_Work item:_
Print the data exactly as it is given, please.

_Available data:_
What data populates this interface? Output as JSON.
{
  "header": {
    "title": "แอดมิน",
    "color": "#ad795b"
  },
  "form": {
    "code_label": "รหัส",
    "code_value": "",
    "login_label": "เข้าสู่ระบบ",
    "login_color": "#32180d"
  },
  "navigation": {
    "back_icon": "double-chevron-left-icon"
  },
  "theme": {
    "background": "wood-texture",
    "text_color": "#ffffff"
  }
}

_Solution:_
What data populates this interface? Output as JSON.
{
  "header": {
    "title": "แอดมิน",
    "color": "#ad795b"
  },
  "form": {
    "code_label": "รหัส",
    "code_value": "",
    "login_label": "เข้าสู่ระบบ",
    "login_color": "#32180d"
  },
  "navigation": {
    "back_icon": "double-chevron-left-icon"
  },
  "theme": {
    "background": "wood-texture",
    "text_color": "#ffffff"
  }
}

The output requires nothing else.